What We Do
Wildlife conservation is at the heart of the National Wildlife Refuge System. It drives everything on U.S. Fish and Wildlife Service lands and waters managed within the Refuge System, from the purposes for which ais established to the recreational activities offered to the resource management tools used. Using conservation best practices, the Refuge System manages Service lands and waters to help ensure the survival of native wildlife species.
We work to conserve fish and wildlife populations and habitats in their natural diversity including, but not limited to waterfowl, raptors and other migratory birds, furbearers, moose, caribou (including participation in coordinated ecological studies and management of the Western Arctic caribou herd), furbearers, and salmon. We also work to fulfill the international treaty obligations of the United States with respect to fish and wildlife and their habitats. The refuge works to provide the opportunity for continued subsistence uses by local residents. Lastly, we work on water quality and necessary water quantity within the refuge.
Our Projects and Research

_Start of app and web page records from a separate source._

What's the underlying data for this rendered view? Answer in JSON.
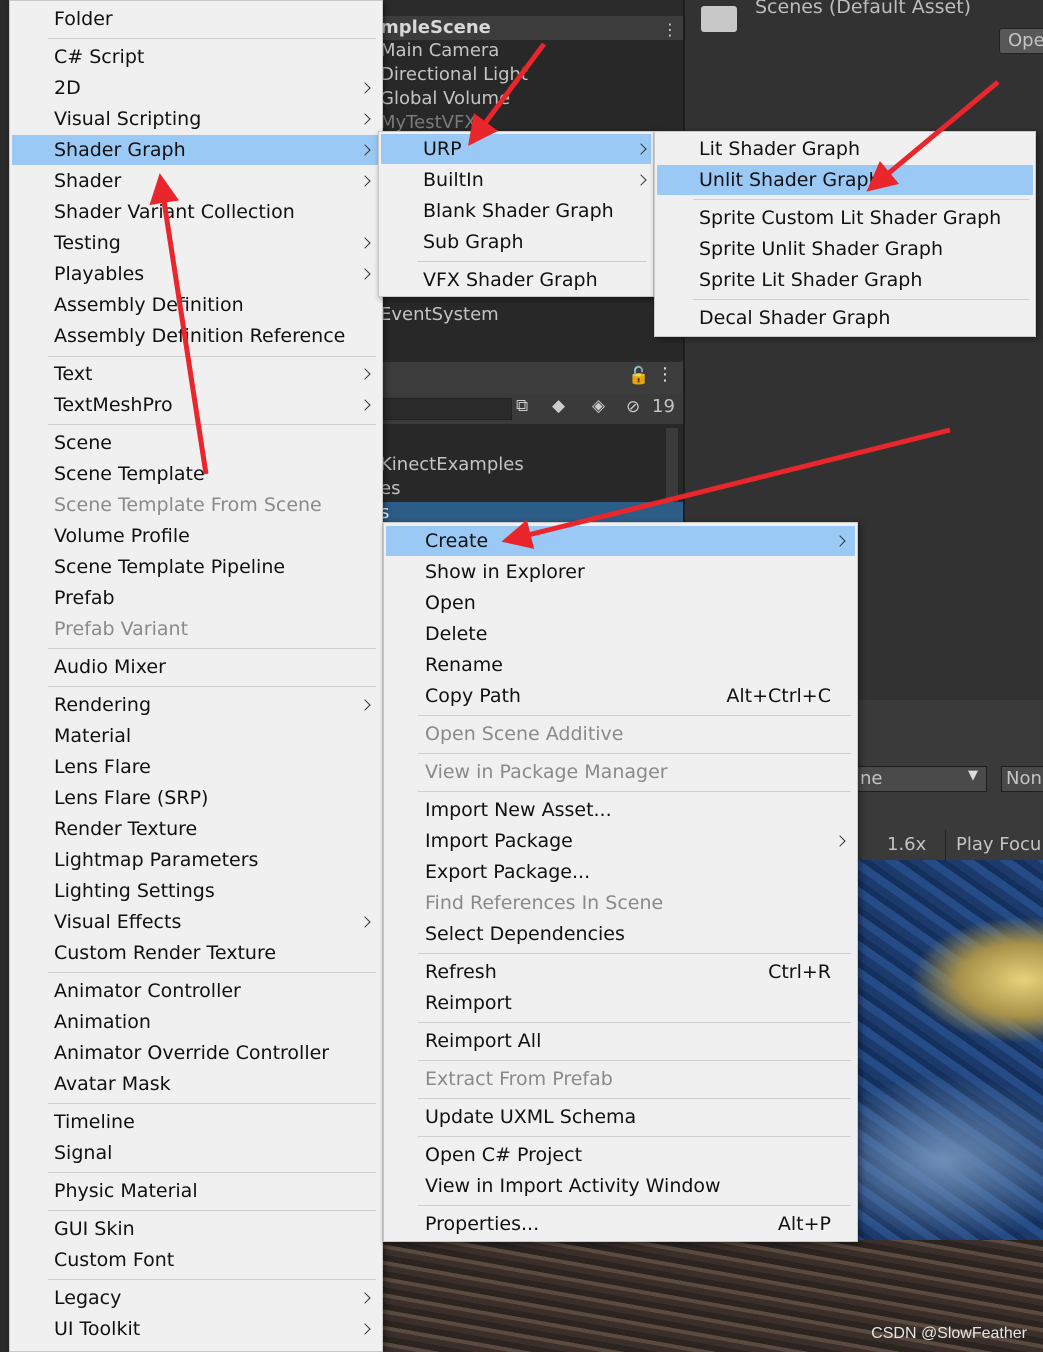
{
  "background": {
    "hierarchy": {
      "scene": "mpleScene",
      "objects": [
        "Main Camera",
        "Directional Light",
        "Global Volume",
        "MyTestVFX"
      ],
      "eventsystem": "EventSystem"
    },
    "inspector": {
      "title": "Scenes (Default Asset)",
      "open_button": "Ope"
    },
    "project": {
      "hidden_count": "19",
      "items": [
        "KinectExamples",
        "es",
        "s"
      ]
    },
    "game": {
      "dropdown": "ne",
      "toggle": "Non",
      "scale": "1.6x",
      "play_focus": "Play Focu"
    }
  },
  "menus": {
    "create": {
      "items": [
        {
          "label": "Folder"
        },
        {
          "label": "C# Script"
        },
        {
          "label": "2D",
          "submenu": true
        },
        {
          "label": "Visual Scripting",
          "submenu": true
        },
        {
          "label": "Shader Graph",
          "submenu": true,
          "selected": true
        },
        {
          "label": "Shader",
          "submenu": true
        },
        {
          "label": "Shader Variant Collection"
        },
        {
          "label": "Testing",
          "submenu": true
        },
        {
          "label": "Playables",
          "submenu": true
        },
        {
          "label": "Assembly Definition"
        },
        {
          "label": "Assembly Definition Reference"
        },
        {
          "label": "Text",
          "submenu": true
        },
        {
          "label": "TextMeshPro",
          "submenu": true
        },
        {
          "label": "Scene"
        },
        {
          "label": "Scene Template"
        },
        {
          "label": "Scene Template From Scene",
          "disabled": true
        },
        {
          "label": "Volume Profile"
        },
        {
          "label": "Scene Template Pipeline"
        },
        {
          "label": "Prefab"
        },
        {
          "label": "Prefab Variant",
          "disabled": true
        },
        {
          "label": "Audio Mixer"
        },
        {
          "label": "Rendering",
          "submenu": true
        },
        {
          "label": "Material"
        },
        {
          "label": "Lens Flare"
        },
        {
          "label": "Lens Flare (SRP)"
        },
        {
          "label": "Render Texture"
        },
        {
          "label": "Lightmap Parameters"
        },
        {
          "label": "Lighting Settings"
        },
        {
          "label": "Visual Effects",
          "submenu": true
        },
        {
          "label": "Custom Render Texture"
        },
        {
          "label": "Animator Controller"
        },
        {
          "label": "Animation"
        },
        {
          "label": "Animator Override Controller"
        },
        {
          "label": "Avatar Mask"
        },
        {
          "label": "Timeline"
        },
        {
          "label": "Signal"
        },
        {
          "label": "Physic Material"
        },
        {
          "label": "GUI Skin"
        },
        {
          "label": "Custom Font"
        },
        {
          "label": "Legacy",
          "submenu": true
        },
        {
          "label": "UI Toolkit",
          "submenu": true
        }
      ]
    },
    "shader_graph": {
      "items": [
        {
          "label": "URP",
          "submenu": true,
          "selected": true
        },
        {
          "label": "BuiltIn",
          "submenu": true
        },
        {
          "label": "Blank Shader Graph"
        },
        {
          "label": "Sub Graph"
        },
        {
          "label": "VFX Shader Graph"
        }
      ]
    },
    "urp": {
      "items": [
        {
          "label": "Lit Shader Graph"
        },
        {
          "label": "Unlit Shader Graph",
          "selected": true
        },
        {
          "label": "Sprite Custom Lit Shader Graph"
        },
        {
          "label": "Sprite Unlit Shader Graph"
        },
        {
          "label": "Sprite Lit Shader Graph"
        },
        {
          "label": "Decal Shader Graph"
        }
      ]
    },
    "context": {
      "items": [
        {
          "label": "Create",
          "submenu": true,
          "selected": true
        },
        {
          "label": "Show in Explorer"
        },
        {
          "label": "Open"
        },
        {
          "label": "Delete"
        },
        {
          "label": "Rename"
        },
        {
          "label": "Copy Path",
          "shortcut": "Alt+Ctrl+C"
        },
        {
          "label": "Open Scene Additive",
          "disabled": true
        },
        {
          "label": "View in Package Manager",
          "disabled": true
        },
        {
          "label": "Import New Asset..."
        },
        {
          "label": "Import Package",
          "submenu": true
        },
        {
          "label": "Export Package..."
        },
        {
          "label": "Find References In Scene",
          "disabled": true
        },
        {
          "label": "Select Dependencies"
        },
        {
          "label": "Refresh",
          "shortcut": "Ctrl+R"
        },
        {
          "label": "Reimport"
        },
        {
          "label": "Reimport All"
        },
        {
          "label": "Extract From Prefab",
          "disabled": true
        },
        {
          "label": "Update UXML Schema"
        },
        {
          "label": "Open C# Project"
        },
        {
          "label": "View in Import Activity Window"
        },
        {
          "label": "Properties...",
          "shortcut": "Alt+P"
        }
      ]
    }
  },
  "watermark": "CSDN @SlowFeather",
  "colors": {
    "menu_bg": "#f0f0f0",
    "highlight": "#99c9f4",
    "annotation": "#e8262c"
  }
}
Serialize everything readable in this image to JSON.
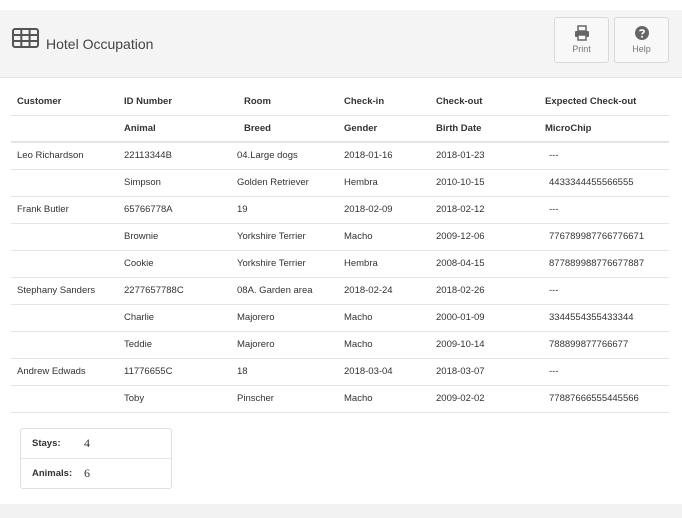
{
  "header": {
    "title": "Hotel Occupation",
    "print_label": "Print",
    "help_label": "Help"
  },
  "table": {
    "headers": [
      "Customer",
      "ID Number",
      "Room",
      "Check-in",
      "Check-out",
      "Expected Check-out"
    ],
    "subheaders": [
      "",
      "Animal",
      "Breed",
      "Gender",
      "Birth Date",
      "MicroChip"
    ],
    "rows": [
      {
        "kind": "customer",
        "cells": [
          "Leo Richardson",
          "22113344B",
          "04.Large dogs",
          "2018-01-16",
          "2018-01-23",
          "---"
        ]
      },
      {
        "kind": "animal",
        "cells": [
          "",
          "Simpson",
          "Golden Retriever",
          "Hembra",
          "2010-10-15",
          "4433344455566555"
        ]
      },
      {
        "kind": "customer",
        "cells": [
          "Frank Butler",
          "65766778A",
          "19",
          "2018-02-09",
          "2018-02-12",
          "---"
        ]
      },
      {
        "kind": "animal",
        "cells": [
          "",
          "Brownie",
          "Yorkshire Terrier",
          "Macho",
          "2009-12-06",
          "776789987766776671"
        ]
      },
      {
        "kind": "animal",
        "cells": [
          "",
          "Cookie",
          "Yorkshire Terrier",
          "Hembra",
          "2008-04-15",
          "877889988776677887"
        ]
      },
      {
        "kind": "customer",
        "cells": [
          "Stephany Sanders",
          "2277657788C",
          "08A. Garden area",
          "2018-02-24",
          "2018-02-26",
          "---"
        ]
      },
      {
        "kind": "animal",
        "cells": [
          "",
          "Charlie",
          "Majorero",
          "Macho",
          "2000-01-09",
          "3344554355433344"
        ]
      },
      {
        "kind": "animal",
        "cells": [
          "",
          "Teddie",
          "Majorero",
          "Macho",
          "2009-10-14",
          "788899877766677"
        ]
      },
      {
        "kind": "customer",
        "cells": [
          "Andrew Edwads",
          "11776655C",
          "18",
          "2018-03-04",
          "2018-03-07",
          "---"
        ]
      },
      {
        "kind": "animal",
        "cells": [
          "",
          "Toby",
          "Pinscher",
          "Macho",
          "2009-02-02",
          "77887666555445566"
        ]
      }
    ]
  },
  "summary": {
    "stays_label": "Stays:",
    "stays_value": "4",
    "animals_label": "Animals:",
    "animals_value": "6"
  },
  "colors": {
    "accent_green": "#7fa24f",
    "header_bg": "#f4f4f4"
  },
  "icons": {
    "title": "table-grid-icon",
    "print": "printer-icon",
    "help": "question-circle-icon"
  }
}
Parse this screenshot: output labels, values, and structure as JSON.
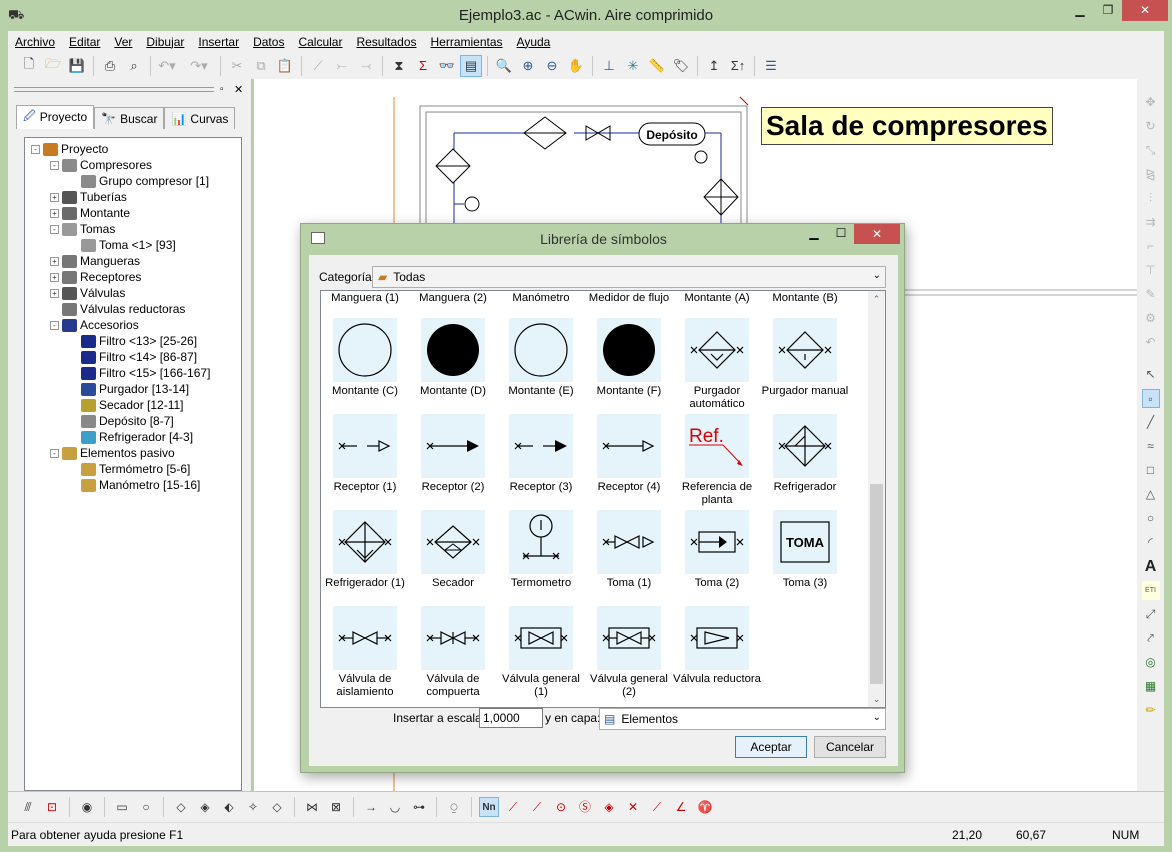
{
  "window": {
    "title": "Ejemplo3.ac - ACwin. Aire comprimido"
  },
  "menu": [
    "Archivo",
    "Editar",
    "Ver",
    "Dibujar",
    "Insertar",
    "Datos",
    "Calcular",
    "Resultados",
    "Herramientas",
    "Ayuda"
  ],
  "panel": {
    "tabs": [
      "Proyecto",
      "Buscar",
      "Curvas"
    ]
  },
  "tree": [
    {
      "label": "Proyecto",
      "level": 0,
      "exp": "-",
      "icon": "folder-icon"
    },
    {
      "label": "Compresores",
      "level": 1,
      "exp": "-",
      "icon": "compressor-icon"
    },
    {
      "label": "Grupo compresor [1]",
      "level": 2,
      "exp": "",
      "icon": "compressor-icon"
    },
    {
      "label": "Tuberías",
      "level": 1,
      "exp": "+",
      "icon": "pipe-icon"
    },
    {
      "label": "Montante",
      "level": 1,
      "exp": "+",
      "icon": "riser-icon"
    },
    {
      "label": "Tomas",
      "level": 1,
      "exp": "-",
      "icon": "outlet-icon"
    },
    {
      "label": "Toma <1> [93]",
      "level": 2,
      "exp": "",
      "icon": "outlet-icon"
    },
    {
      "label": "Mangueras",
      "level": 1,
      "exp": "+",
      "icon": "hose-icon"
    },
    {
      "label": "Receptores",
      "level": 1,
      "exp": "+",
      "icon": "receiver-icon"
    },
    {
      "label": "Válvulas",
      "level": 1,
      "exp": "+",
      "icon": "valve-icon"
    },
    {
      "label": "Válvulas reductoras",
      "level": 1,
      "exp": "",
      "icon": "reducing-valve-icon"
    },
    {
      "label": "Accesorios",
      "level": 1,
      "exp": "-",
      "icon": "accessory-icon"
    },
    {
      "label": "Filtro <13> [25-26]",
      "level": 2,
      "exp": "",
      "icon": "filter-icon"
    },
    {
      "label": "Filtro <14> [86-87]",
      "level": 2,
      "exp": "",
      "icon": "filter-icon"
    },
    {
      "label": "Filtro <15> [166-167]",
      "level": 2,
      "exp": "",
      "icon": "filter-icon"
    },
    {
      "label": "Purgador [13-14]",
      "level": 2,
      "exp": "",
      "icon": "drain-icon"
    },
    {
      "label": "Secador [12-11]",
      "level": 2,
      "exp": "",
      "icon": "dryer-icon"
    },
    {
      "label": "Depósito [8-7]",
      "level": 2,
      "exp": "",
      "icon": "tank-icon"
    },
    {
      "label": "Refrigerador [4-3]",
      "level": 2,
      "exp": "",
      "icon": "cooler-icon"
    },
    {
      "label": "Elementos pasivo",
      "level": 1,
      "exp": "-",
      "icon": "gauge-icon"
    },
    {
      "label": "Termómetro [5-6]",
      "level": 2,
      "exp": "",
      "icon": "gauge-icon"
    },
    {
      "label": "Manómetro [15-16]",
      "level": 2,
      "exp": "",
      "icon": "gauge-icon"
    }
  ],
  "canvas": {
    "room_label": "Sala de compresores",
    "tank_label": "Depósito"
  },
  "dialog": {
    "title": "Librería de símbolos",
    "category_label": "Categoría:",
    "category_value": "Todas",
    "header_labels": [
      "Manguera (1)",
      "Manguera (2)",
      "Manómetro",
      "Medidor de flujo",
      "Montante (A)",
      "Montante (B)"
    ],
    "symbols": [
      {
        "label": "Montante (C)",
        "kind": "circle-open"
      },
      {
        "label": "Montante (D)",
        "kind": "circle-filled"
      },
      {
        "label": "Montante (E)",
        "kind": "circle-open"
      },
      {
        "label": "Montante (F)",
        "kind": "circle-filled"
      },
      {
        "label": "Purgador automático",
        "kind": "drain-auto"
      },
      {
        "label": "Purgador manual",
        "kind": "drain-manual"
      },
      {
        "label": "Receptor (1)",
        "kind": "recv1"
      },
      {
        "label": "Receptor (2)",
        "kind": "recv2"
      },
      {
        "label": "Receptor (3)",
        "kind": "recv3"
      },
      {
        "label": "Receptor (4)",
        "kind": "recv4"
      },
      {
        "label": "Referencia de planta",
        "kind": "ref"
      },
      {
        "label": "Refrigerador",
        "kind": "cooler"
      },
      {
        "label": "Refrigerador (1)",
        "kind": "cooler1"
      },
      {
        "label": "Secador",
        "kind": "dryer"
      },
      {
        "label": "Termometro",
        "kind": "thermo"
      },
      {
        "label": "Toma (1)",
        "kind": "toma1"
      },
      {
        "label": "Toma (2)",
        "kind": "toma2"
      },
      {
        "label": "Toma (3)",
        "kind": "toma3"
      },
      {
        "label": "Válvula de aislamiento",
        "kind": "v-iso"
      },
      {
        "label": "Válvula de compuerta",
        "kind": "v-gate"
      },
      {
        "label": "Válvula general (1)",
        "kind": "v-gen1"
      },
      {
        "label": "Válvula general (2)",
        "kind": "v-gen2"
      },
      {
        "label": "Válvula reductora",
        "kind": "v-red"
      }
    ],
    "ref_text": "Ref.",
    "toma_text": "TOMA",
    "scale_label": "Insertar a escala:",
    "scale_value": "1,0000",
    "layer_label": "y en capa:",
    "layer_value": "Elementos",
    "accept": "Aceptar",
    "cancel": "Cancelar"
  },
  "status": {
    "help": "Para obtener ayuda presione F1",
    "x": "21,20",
    "y": "60,67",
    "num": "NUM"
  }
}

Alaska’s 16 National Wildlife Refuges are patrolled and protected by Federal Wildlife Officers. Federal Wildlife Officers are law enforcement professionals charged with protecting natural resources and public safety across the National Wildlife Refuge System. Their jobs may entail welcoming early morning refuge visitors, checking hunter licenses alongside state wildlife officers, helping refuge staff conduct biological surveys or giving a safety presentation to local schoolchildren. Using vehicles, snow machines, OHVs, boats, and even planes, Federal Wildlife Officers continue to connect and build relationships with the people of Alaska, rural and urban. Anyone with questions regarding USFWS law enforcement is encouraged to contact a local officer. For all who enjoy and rely upon the resources in National Wildlife Refuges, the USFWS Division of Refuge Law Enforcement is here to protect those resources for future generations. Learn more, visit the Refuge Law Enforcement page.